It’s general vs. general in the debate over whether the city of Albuquerque violated state statute by buying a $236,622 artificial turf field and installing it in Rio Rancho.

In a March 2023 report, the Albuquerque Office of the Inspector General wrote that the city’s purchase a year earlier of the field used by the privately owned Duke City Gladiators indoor professional football team at the Rio Rancho Events Center constituted a violation of the state’s anti-donation clause.

But a legal opinion from the state Office of the Attorney General disagrees, according to a letter released Friday.

The field, which is printed with the Duke City Gladiators logo, was used by the team in Rio Rancho after state pandemic restrictions prevented the Gladiators from playing at Tingley Coliseum in Albuquerque.

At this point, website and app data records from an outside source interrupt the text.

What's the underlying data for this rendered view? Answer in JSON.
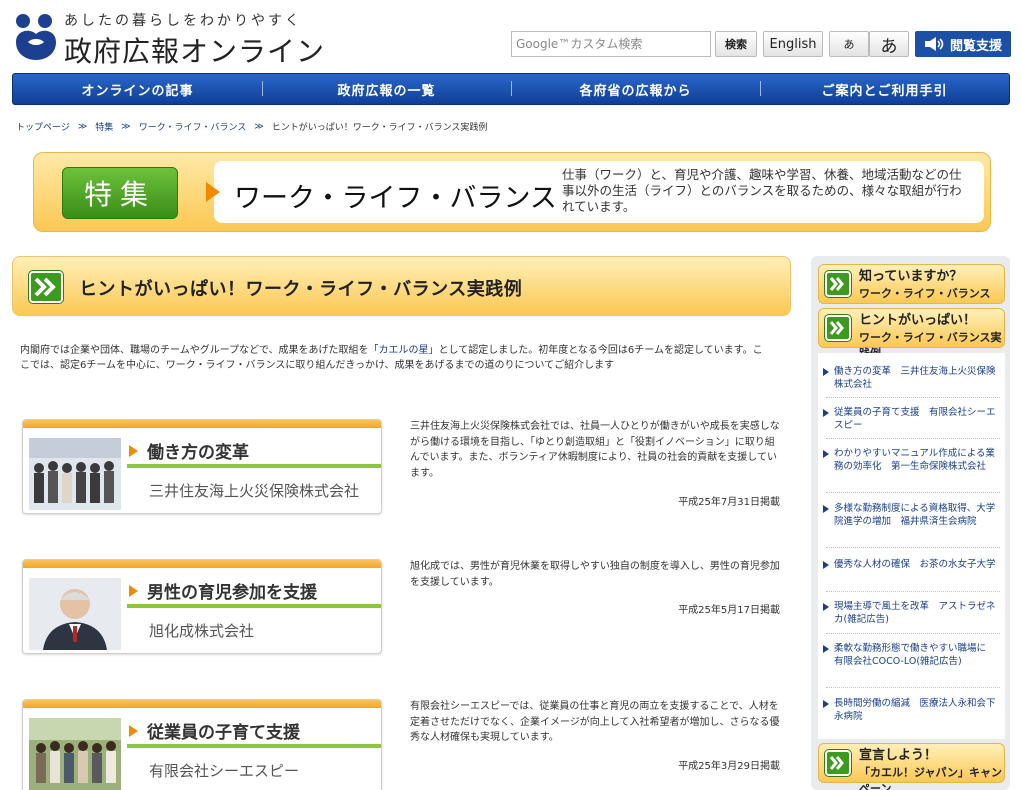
{
  "header": {
    "tagline": "あしたの暮らしをわかりやすく",
    "site_title": "政府広報オンライン",
    "search_placeholder": "Google™カスタム検索",
    "search_button": "検索",
    "english_button": "English",
    "font_small": "あ",
    "font_large": "あ",
    "reader_button": "閲覧支援"
  },
  "nav": {
    "items": [
      "オンラインの記事",
      "政府広報の一覧",
      "各府省の広報から",
      "ご案内とご利用手引"
    ]
  },
  "breadcrumb": {
    "items": [
      "トップページ",
      "特集",
      "ワーク・ライフ・バランス",
      "ヒントがいっぱい！ワーク・ライフ・バランス実践例"
    ]
  },
  "feature": {
    "badge": "特集",
    "title": "ワーク・ライフ・バランス",
    "description": "仕事（ワーク）と、育児や介護、趣味や学習、休養、地域活動などの仕事以外の生活（ライフ）とのバランスを取るための、様々な取組が行われています。"
  },
  "main": {
    "heading": "ヒントがいっぱい！ワーク・ライフ・バランス実践例",
    "intro_before": "内閣府では企業や団体、職場のチームやグループなどで、成果をあげた取組を",
    "intro_highlight": "「カエルの星」",
    "intro_after": "として認定しました。初年度となる今回は6チームを認定しています。ここでは、認定6チームを中心に、ワーク・ライフ・バランスに取り組んだきっかけ、成果をあげるまでの道のりについてご紹介します"
  },
  "cards": [
    {
      "title": "働き方の変革",
      "company": "三井住友海上火災保険株式会社",
      "description": "三井住友海上火災保険株式会社では、社員一人ひとりが働きがいや成長を実感しながら働ける環境を目指し、「ゆとり創造取組」と「役割イノベーション」に取り組んでいます。また、ボランティア休暇制度により、社員の社会的貢献を支援しています。",
      "date": "平成25年7月31日掲載"
    },
    {
      "title": "男性の育児参加を支援",
      "company": "旭化成株式会社",
      "description": "旭化成では、男性が育児休業を取得しやすい独自の制度を導入し、男性の育児参加を支援しています。",
      "date": "平成25年5月17日掲載"
    },
    {
      "title": "従業員の子育て支援",
      "company": "有限会社シーエスピー",
      "description": "有限会社シーエスピーでは、従業員の仕事と育児の両立を支援することで、人材を定着させただけでなく、企業イメージが向上して入社希望者が増加し、さらなる優秀な人材確保も実現しています。",
      "date": "平成25年3月29日掲載"
    }
  ],
  "sidebar": {
    "banner1": {
      "title": "知っていますか？",
      "sub": "ワーク・ライフ・バランス"
    },
    "banner2": {
      "title": "ヒントがいっぱい！",
      "sub": "ワーク・ライフ・バランス実践例"
    },
    "links": [
      "働き方の変革　三井住友海上火災保険株式会社",
      "従業員の子育て支援　有限会社シーエスピー",
      "わかりやすいマニュアル作成による業務の効率化　第一生命保険株式会社",
      "多様な勤務制度による資格取得、大学院進学の増加　福井県済生会病院",
      "優秀な人材の確保　お茶の水女子大学",
      "現場主導で風土を改革　アストラゼネカ(雑記広告)",
      "柔軟な勤務形態で働きやすい職場に　有限会社COCO-LO(雑記広告)",
      "長時間労働の縮減　医療法人永和会下永病院"
    ],
    "banner3": {
      "title": "宣言しよう！",
      "sub": "「カエル！ジャパン」キャンペーン"
    }
  },
  "colors": {
    "nav_blue": "#1a4ea8",
    "accent_orange": "#f08a00",
    "accent_green": "#8cc63f",
    "banner_yellow": "#fbc853",
    "link_blue": "#1a3f8c"
  }
}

The office issued the letter in response to a request from City Councilor Louie Sanchez, who asked the AG to investigate the use of taxpayer money to buy the turf.

Solicitor General Aletheia Allen wrote in the letter that the city retains ownership and control of the field — “which suggests that the field itself is not a gift or donation to DCG or the RREC” — and that the city received benefits including space at the event center for youth sports. The city hosted more than a dozen youth events on the Gladiators field.

“Albuquerque is a sports town, and the City will keep making investments that create affordable opportunities for families,” city Parks and Recreation director Dave Simon told the Journal via email.

However, Allen’s letter said the state was right in denying reimbursement for the field, as the original placement of the field — outside of city limits — didn’t meet the terms set out for the funding.

State lawmakers appropriated $160,000 for turf fields at Albuquerque parks, but when the city sought those funds to pay for the field, the request was denied. In August, the field was returned to Albuquerque and will remain in storage at Tingley Coliseum until after the State Fair.

Simon said the plan was always to bring the field back to Duke City and called the OIG’s report “uninformed.”

At an August news conference, Simon said the city is planning to refile for reimbursement now that the field is back in Albuquerque, but as of Friday had not done so.